In Re D.D.
3/6/19, CA 3: C086808
Removal of children from M’s custody affirmed. Children had previously been removed from M’s care based on findings M had used excessive corporal punishment and physically abused the children. Children were returned to M’s care following reunification period, but remained dependents. After new allegations made, children removed. “The court found by clear and convincing evidence that the children remained at substantial risk of serious physical harm unless removed from mother’s care and that no service could be put in place to prevent the need for removal. The court removed custody of the children from mother…” and denied further reunification services based on expiration of reunification period.
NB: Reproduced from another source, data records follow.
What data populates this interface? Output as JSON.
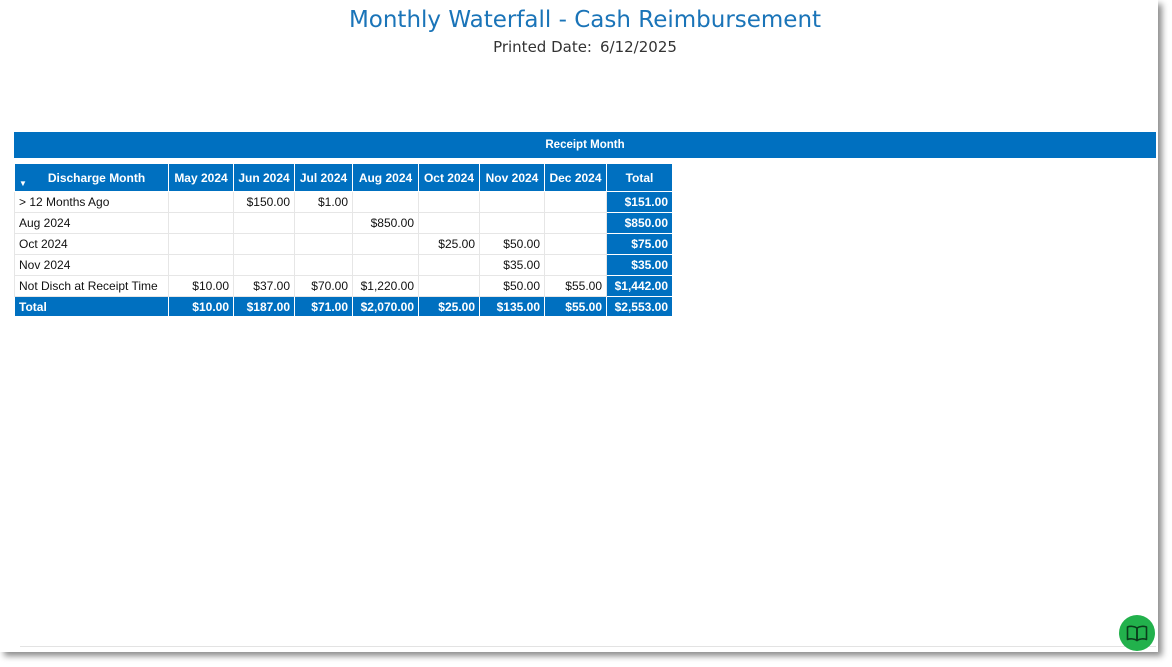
{
  "report": {
    "title": "Monthly Waterfall - Cash Reimbursement",
    "printed_label": "Printed Date:",
    "printed_date": "6/12/2025"
  },
  "table": {
    "group_header": "Receipt Month",
    "row_header": "Discharge Month",
    "columns": [
      "May 2024",
      "Jun 2024",
      "Jul 2024",
      "Aug 2024",
      "Oct 2024",
      "Nov 2024",
      "Dec 2024",
      "Total"
    ],
    "rows": [
      {
        "label": "> 12 Months Ago",
        "cells": [
          "",
          "$150.00",
          "$1.00",
          "",
          "",
          "",
          "",
          "$151.00"
        ]
      },
      {
        "label": "Aug 2024",
        "cells": [
          "",
          "",
          "",
          "$850.00",
          "",
          "",
          "",
          "$850.00"
        ]
      },
      {
        "label": "Oct 2024",
        "cells": [
          "",
          "",
          "",
          "",
          "$25.00",
          "$50.00",
          "",
          "$75.00"
        ]
      },
      {
        "label": "Nov 2024",
        "cells": [
          "",
          "",
          "",
          "",
          "",
          "$35.00",
          "",
          "$35.00"
        ]
      },
      {
        "label": "Not Disch at Receipt Time",
        "cells": [
          "$10.00",
          "$37.00",
          "$70.00",
          "$1,220.00",
          "",
          "$50.00",
          "$55.00",
          "$1,442.00"
        ]
      }
    ],
    "total_row": {
      "label": "Total",
      "cells": [
        "$10.00",
        "$187.00",
        "$71.00",
        "$2,070.00",
        "$25.00",
        "$135.00",
        "$55.00",
        "$2,553.00"
      ]
    }
  },
  "colors": {
    "header_blue": "#0070c0",
    "title_blue": "#1a74b8",
    "help_green": "#22b14c"
  },
  "icons": {
    "sort": "triangle-down-icon",
    "help": "book-icon"
  }
}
Sass v. Cohen
3/7/19, CA 2/2: B283122
Sass filed a civil action against Cohen asserting various Marvin claims. When Cohen did not file an answer, Sass sought and received a default judgment that exceeded the demand of the complaint. Reversed and remanded. “We hold that actions alleging an accounting claim or otherwise involving the valuation of assets are not excused from limitations on default judgments and, in so doing, add our voice to the growing chorus of cases so holding. We also hold that the amounts of damages awarded and demanded are to be compared on an aggregate basis.” Case remanded for trial court to determine whether to give the plaintiff the option to accept a modified default judgment in this reduced amount or to amend her complaint to demand greater relief (thereby giving the defendant an opportunity to avoid a default by responding to her amended pleading).
Attorney Fees, Costs & Sanctions
Marriage of Ciprari (see discussion in Property/Tracing above)